It provided a central focus for the suffrage movement when pressure needed to be increased to clear the final blockades of male supremacy in Congress and in state legislatures. It kept the focus concentrated on Wilson, the head of the Democratic Party, rather than dispersing it. It provided regular news to be reported when newspapers were the sole form of information (every big city boasted numerous papers and even small towns had one) and many of those papers were pro-suffrage.

It used the enemy’s weaknesses against him--the hypocrisy of proclaiming a new and democratic Europe while denying democracy to women here was clear and easy to understand.

It drew on the strength of the movement--the mainstream suffrage association had more than a million members and the National Women’s Party over 50.000. While maintaining a permanent vigil at the White House took resources, women were willing to travel from around the country and do their stints--like the Minnesota contingent headed by Berthe Moller, who brought pine boughs from their home state to burn in the urn, and who wound up in the hoosegow, evidently because they also added an effigy of Wilson to the flames!

Might imitating this tactic work today?

Probably not, but there are things to be learned from the reasons why it would likely fall short. First, most issues today are not as tightly focused as winning a single Constitutional Amendment, and few have a movement in the millions united around such a single political goal. Second, tactics pioneered by the National Women's Party have become ho-hum--their protests during the war were arguably the first mass civil disobedience protests at the White House.

And speaking of ho-hum, what about calling an elected official a hypocrite? It's universally understood today that politicians are lying double-talkers who will say and promise anything to advance their own interests, and those of their backers. Publicly charging them with hypocrisy usually gets from their most ardent defenders, whether Republican or Democrat, not indignant denials but tortured explanations of why political realpolitik demands that they fudge things so much.
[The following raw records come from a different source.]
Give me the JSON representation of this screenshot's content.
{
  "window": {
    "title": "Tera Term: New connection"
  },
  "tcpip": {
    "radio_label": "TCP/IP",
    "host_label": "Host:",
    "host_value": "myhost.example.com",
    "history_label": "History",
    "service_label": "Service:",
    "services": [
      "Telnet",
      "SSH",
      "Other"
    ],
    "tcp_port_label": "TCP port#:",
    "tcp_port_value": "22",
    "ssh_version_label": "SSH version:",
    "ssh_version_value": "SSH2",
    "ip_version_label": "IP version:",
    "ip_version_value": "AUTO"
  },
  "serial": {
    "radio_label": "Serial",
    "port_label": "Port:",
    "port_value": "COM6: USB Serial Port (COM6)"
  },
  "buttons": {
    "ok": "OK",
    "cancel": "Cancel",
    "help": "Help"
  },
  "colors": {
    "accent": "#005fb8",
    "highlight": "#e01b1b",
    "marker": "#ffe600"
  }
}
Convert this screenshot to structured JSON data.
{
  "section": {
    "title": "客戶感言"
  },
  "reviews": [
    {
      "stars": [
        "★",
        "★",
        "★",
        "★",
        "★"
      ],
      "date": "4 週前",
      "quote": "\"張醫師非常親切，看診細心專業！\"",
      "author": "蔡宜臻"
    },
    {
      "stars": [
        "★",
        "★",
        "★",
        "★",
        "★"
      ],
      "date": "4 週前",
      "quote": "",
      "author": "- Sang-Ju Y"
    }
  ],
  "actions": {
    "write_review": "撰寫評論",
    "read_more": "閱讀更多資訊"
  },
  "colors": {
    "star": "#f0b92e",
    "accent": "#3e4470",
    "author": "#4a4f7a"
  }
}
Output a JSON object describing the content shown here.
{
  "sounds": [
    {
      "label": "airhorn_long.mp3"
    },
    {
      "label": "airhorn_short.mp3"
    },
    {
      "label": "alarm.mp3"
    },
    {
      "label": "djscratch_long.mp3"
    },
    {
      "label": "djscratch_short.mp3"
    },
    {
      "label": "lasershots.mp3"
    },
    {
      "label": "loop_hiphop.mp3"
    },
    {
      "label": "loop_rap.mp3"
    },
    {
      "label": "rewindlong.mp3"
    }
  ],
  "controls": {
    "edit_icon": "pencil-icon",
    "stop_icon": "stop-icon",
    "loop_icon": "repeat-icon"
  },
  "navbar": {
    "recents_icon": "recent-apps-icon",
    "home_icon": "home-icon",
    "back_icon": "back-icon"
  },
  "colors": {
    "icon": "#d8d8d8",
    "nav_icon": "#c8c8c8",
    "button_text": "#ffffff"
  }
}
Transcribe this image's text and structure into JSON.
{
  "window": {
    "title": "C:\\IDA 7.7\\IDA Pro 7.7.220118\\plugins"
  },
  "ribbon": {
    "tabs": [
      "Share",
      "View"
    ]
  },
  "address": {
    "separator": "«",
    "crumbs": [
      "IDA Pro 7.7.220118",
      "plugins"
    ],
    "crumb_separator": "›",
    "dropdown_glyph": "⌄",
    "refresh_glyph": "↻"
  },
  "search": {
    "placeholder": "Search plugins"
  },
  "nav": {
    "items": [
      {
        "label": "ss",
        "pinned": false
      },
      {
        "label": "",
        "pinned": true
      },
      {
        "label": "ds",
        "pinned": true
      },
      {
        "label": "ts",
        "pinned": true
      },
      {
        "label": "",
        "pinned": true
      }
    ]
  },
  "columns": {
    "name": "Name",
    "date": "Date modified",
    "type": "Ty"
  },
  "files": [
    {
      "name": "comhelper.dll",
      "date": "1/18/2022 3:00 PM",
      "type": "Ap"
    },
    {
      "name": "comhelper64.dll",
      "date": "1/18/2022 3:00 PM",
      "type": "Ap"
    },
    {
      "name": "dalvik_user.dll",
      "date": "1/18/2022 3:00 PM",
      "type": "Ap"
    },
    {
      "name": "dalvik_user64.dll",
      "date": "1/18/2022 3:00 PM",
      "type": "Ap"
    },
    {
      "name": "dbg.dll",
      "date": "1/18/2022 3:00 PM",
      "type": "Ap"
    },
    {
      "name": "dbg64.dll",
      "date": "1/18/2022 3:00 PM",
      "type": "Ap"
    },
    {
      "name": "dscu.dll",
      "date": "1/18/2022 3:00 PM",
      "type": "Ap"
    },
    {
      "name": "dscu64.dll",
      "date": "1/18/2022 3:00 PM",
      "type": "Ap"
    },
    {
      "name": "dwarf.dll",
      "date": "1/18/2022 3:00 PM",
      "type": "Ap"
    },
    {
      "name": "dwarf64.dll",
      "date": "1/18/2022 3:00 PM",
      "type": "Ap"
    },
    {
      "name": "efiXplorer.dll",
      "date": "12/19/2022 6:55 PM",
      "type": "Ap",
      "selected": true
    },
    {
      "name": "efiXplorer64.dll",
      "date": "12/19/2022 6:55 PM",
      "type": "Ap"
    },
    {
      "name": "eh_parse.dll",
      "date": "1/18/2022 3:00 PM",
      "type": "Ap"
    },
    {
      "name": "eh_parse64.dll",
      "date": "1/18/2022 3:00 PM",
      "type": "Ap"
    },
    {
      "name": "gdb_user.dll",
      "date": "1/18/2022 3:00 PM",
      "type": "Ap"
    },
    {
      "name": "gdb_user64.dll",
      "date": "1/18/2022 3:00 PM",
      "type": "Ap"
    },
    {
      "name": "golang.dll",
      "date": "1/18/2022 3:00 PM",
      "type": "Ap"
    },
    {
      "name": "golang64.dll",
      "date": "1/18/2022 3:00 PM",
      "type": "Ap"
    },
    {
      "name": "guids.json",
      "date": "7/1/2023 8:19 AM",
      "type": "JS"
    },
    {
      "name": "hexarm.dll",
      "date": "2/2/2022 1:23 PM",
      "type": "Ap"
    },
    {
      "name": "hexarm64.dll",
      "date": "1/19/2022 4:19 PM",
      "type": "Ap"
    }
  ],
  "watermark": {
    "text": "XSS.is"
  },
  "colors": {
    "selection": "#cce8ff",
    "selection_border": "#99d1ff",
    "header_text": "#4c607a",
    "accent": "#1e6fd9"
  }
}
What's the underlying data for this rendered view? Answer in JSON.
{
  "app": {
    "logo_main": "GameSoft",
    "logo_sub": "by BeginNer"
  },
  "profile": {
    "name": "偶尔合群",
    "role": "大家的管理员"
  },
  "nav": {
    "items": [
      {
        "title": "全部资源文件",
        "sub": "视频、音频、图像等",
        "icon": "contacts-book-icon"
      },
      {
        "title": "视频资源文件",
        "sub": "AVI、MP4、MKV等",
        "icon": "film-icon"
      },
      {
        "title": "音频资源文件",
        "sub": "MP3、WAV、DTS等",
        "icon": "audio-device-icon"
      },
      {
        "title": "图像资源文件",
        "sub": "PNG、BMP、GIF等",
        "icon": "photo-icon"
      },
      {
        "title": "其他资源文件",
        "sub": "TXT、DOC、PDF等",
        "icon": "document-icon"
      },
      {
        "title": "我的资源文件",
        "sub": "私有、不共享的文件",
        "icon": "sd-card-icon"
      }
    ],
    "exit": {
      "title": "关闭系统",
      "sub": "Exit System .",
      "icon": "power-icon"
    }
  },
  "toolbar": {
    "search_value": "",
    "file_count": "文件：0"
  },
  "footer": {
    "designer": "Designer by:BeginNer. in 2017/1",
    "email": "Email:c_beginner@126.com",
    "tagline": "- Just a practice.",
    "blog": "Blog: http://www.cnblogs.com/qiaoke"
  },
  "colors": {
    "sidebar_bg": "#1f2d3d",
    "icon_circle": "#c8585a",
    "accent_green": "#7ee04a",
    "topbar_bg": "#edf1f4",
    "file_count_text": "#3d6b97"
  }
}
And, of course, there's the problem that changes in military doctrine over the last hundred years mean the word, or even the concept, "watchfire" never crosses the average American's mind today, unless he or she is for some reason singing the second verse of "The Battle Hymn Of The Republic."

1 comment:

Rah said...

Congrats and a felicitous "hey, hey! good going!" to Jimmy on this new series on tactics. It may be worthwhile to include a discussion on the difference between tactics and strategy as part of the discussion.

I was struck by the tactical similarities of the "round-the-clock" protests at Wilson's White House and the People's Organization for Progress' daily demonstrations for jobs, healthcare, peace, justice at the Essex County Courthouse in Newark (reported on by Fire on the Mountain previously). The obvious difference is the single, focused demand for suffrage of the women's movement in the early 1900s.

The more interesting difference is, as bro. Higgins notes, that even the President of the United States could once-upon-a-time be shamed by hypocrisy! The similar attempt to shame the Government during the Double-V campaign fell on less fertile soil. This is easily explained by white-supremacism, but it also reflects the trend to excuse lies and inconsistencies as reflections of "real politik", as Jimmy points out.

If it were in fact possible for POPs demands (and the very REAL popular support they generate) to embarrass the US capitalist class like the "Watchfires" did, a similar "Watch Nights for Justice" could tap historic sentiments that lead to yearly Watch Nights on December 31…